Life Tip in a Simple Paragraph

I came across a small 350+ words paragraph and couldn’t stop myself from sharing it. Its written by H. Jackson Brown, Jr. and surprisingly, I had never come across these words before.

Supposedly, this contains every life tip out there. OK That might be an exaggeration, but its really worth it. Read it once – Twice – Thrice – or better still, Print it. Its that amazing!

PS: I am breaking this paragraph to increase readability.

Be brave. Even if you’re not, pretend to be. No one can tell the difference.
Don’t allow the phone to interrupt important moments. It’s there for your convenience, not the callers.
Don’t be afraid to go out on a limb. That’s where the fruit is.
Don’t burn bridges. You’ll be surprised how many times you have to cross the same river.
Don’t forget, a person’s greatest emotional need is to feel appreciated.
Don’t major in minor things.
Don’t say you don’t have enough time. You have exactly the same number of hours per day that were given to Pasteur, Michelangelo, Mother Teresa, Helen Keller, Leonardo Da Vinci, Thomas Jefferson, and Albert Einstein.
Don’t spread yourself too thin. Learn to say no politely and quickly.
Don’t use time or words carelessly. Neither can be retrieved.
Don’t waste time grieving over past mistakes. Learn from them and move on.
Every person needs to have their moment in the sun, when they raise their arms in victory, knowing that on this day, at his hour, they were at their very best.
Get your priorities straight. No one ever said on his death bed, ‘Gee, if I’d only spent more time at the office’.
Give people a second chance, but not a third.
Judge your success by the degree that you’re enjoying peace, health and love.
Learn to listen. Opportunity sometimes knocks very softly.
Leave everything a little better than you found it.
Live your life as an exclamation, not an explanation.
Loosen up. Relax. Except for rare life and death matters, nothing is as important as it first seems.
Never cut what can be untied.
Never overestimate your power to change others. Never underestimate your power to change yourself.
Remember that overnight success usually takes about fifteen years. Remember that winners do what losers don’t want to do.
Seek opportunity, not security. A boat in harbor is safe, but in time its bottom will rot out.
Spend less time worrying who’s right, more time deciding what’s right.
Stop blaming others. Take responsibility for every area of your life.
Success is getting what you want. Happiness is liking what you get.
The importance of winning is not what we get from it, but what we become because of it.
When facing a difficult task, act as though it’s impossible to fail.

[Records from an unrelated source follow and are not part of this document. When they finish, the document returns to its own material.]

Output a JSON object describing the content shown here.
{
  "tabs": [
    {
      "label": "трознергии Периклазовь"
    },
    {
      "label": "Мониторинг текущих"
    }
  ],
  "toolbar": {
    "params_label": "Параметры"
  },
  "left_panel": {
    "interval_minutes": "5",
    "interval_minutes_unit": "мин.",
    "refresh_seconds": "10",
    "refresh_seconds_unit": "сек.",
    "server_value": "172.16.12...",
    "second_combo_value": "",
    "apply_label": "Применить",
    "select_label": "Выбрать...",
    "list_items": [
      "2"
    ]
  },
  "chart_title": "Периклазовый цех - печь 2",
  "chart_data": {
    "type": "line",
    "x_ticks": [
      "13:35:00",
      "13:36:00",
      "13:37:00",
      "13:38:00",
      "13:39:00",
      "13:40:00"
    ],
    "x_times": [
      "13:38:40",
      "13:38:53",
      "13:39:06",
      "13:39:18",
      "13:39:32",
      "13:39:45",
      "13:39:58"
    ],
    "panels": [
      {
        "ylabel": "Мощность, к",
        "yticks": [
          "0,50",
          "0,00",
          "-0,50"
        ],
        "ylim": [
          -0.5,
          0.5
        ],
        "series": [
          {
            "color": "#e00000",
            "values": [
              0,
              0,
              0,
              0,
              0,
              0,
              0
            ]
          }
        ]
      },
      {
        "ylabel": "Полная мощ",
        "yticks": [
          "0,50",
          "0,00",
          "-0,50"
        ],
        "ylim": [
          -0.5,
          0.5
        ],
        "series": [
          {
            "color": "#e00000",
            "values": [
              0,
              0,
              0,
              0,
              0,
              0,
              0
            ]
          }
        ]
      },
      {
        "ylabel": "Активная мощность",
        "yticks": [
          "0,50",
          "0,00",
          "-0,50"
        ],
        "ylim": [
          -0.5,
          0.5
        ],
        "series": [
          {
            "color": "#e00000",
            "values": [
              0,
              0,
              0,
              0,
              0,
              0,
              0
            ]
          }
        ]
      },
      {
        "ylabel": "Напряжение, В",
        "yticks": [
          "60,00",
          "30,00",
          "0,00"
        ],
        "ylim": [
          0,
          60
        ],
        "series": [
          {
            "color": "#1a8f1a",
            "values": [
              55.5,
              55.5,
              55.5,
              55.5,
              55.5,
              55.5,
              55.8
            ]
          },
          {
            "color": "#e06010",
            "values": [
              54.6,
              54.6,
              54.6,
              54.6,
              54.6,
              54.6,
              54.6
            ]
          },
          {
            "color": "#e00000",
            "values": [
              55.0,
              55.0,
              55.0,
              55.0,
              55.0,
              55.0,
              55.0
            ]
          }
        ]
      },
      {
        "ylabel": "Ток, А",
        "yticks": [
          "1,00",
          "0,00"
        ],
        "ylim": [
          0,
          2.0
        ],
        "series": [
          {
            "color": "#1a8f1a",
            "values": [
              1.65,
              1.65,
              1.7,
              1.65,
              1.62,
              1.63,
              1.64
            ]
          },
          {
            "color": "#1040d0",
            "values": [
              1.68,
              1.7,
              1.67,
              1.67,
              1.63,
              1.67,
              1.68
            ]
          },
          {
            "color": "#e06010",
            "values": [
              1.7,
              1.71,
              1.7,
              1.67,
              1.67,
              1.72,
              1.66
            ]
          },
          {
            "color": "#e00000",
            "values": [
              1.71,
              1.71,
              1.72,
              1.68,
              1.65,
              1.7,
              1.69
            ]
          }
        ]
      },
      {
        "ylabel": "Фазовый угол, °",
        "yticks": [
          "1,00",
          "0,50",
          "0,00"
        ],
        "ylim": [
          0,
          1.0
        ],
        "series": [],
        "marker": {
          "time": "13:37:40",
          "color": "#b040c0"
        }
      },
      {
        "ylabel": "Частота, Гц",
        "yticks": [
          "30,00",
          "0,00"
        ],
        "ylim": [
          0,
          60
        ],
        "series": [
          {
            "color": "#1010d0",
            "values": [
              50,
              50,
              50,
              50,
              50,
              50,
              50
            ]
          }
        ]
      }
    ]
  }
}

Jackson has written a few volumes of interestingly named book Life’s Little Instruction Book, and as after reading this one paragraph I couldn’t stop myself from sharing it here.

The Power Of Less by Leo Babauta

dont-you-wish-life-was-this-simple

I wish life was simpler.

This is something I’ve said to myself many times before and I’m sure you have too. Feeling overwhelmed, exhausted, and unmotivated is often a product of our own doing. We try to do too much, too fast, and too soon.

Short Answer is Simplify. For detailed answer please read the book The Power Of Less by Leo Babaua.

“Simplifying isn’t meant to leave your life empty — it’s meant to leave space in your life for what you really want to do.”
– from The Power Of Less by Leo Babaua

True to its name, the Power of Less is short. 170 pages, this non-fiction work follows the traditional how-to book formula to employ numbered lists of steps.

The main principles he outlines are as follows:

  1. Set limitations. By setting limitations, we must chose the essential. So in everything you do, learn to set limitations.
  2. Choose the essential. By choosing the essential, we create great impact with minimal resources. Always choose the essential to maximize your time and energy.
  3. Simplify. Eliminate the nonessential.
  4. Focus is your most important tool in becoming more effective.
  5. Create new habits to make long-lasting improvements.
  6. Start small. Start new habits in small increments to ensure success.

My favorite line in the whole book is “Simplify. Eliminate the non-essential.” I think if that is all you get out of the whole book it will have been worthwhile.

Still go ahead buy the book and read it fully, it’s full of ideas. The best parts were when the author wrote of his own personal experience and used specific details of life changes he made and how he went about that.

Simplicity boils down to two (very simple) steps:
1. Identify the Essential
2. Eliminate the rest

All in all, this is a good little book with some great logic in it, as well as links and suggestions on how to use today’s tools to make your life better. A short book that combines technology advancements with wisdom of the ages is just the kind of focus that we multi-taskers need to help us calm the chaos that surrounds us online and off.

Learn to move at a slower pace and you will be happier, and just as importantly, you will become more effective and productive.

Bonus: You can visit the this link to read the 10 big ideas from this book.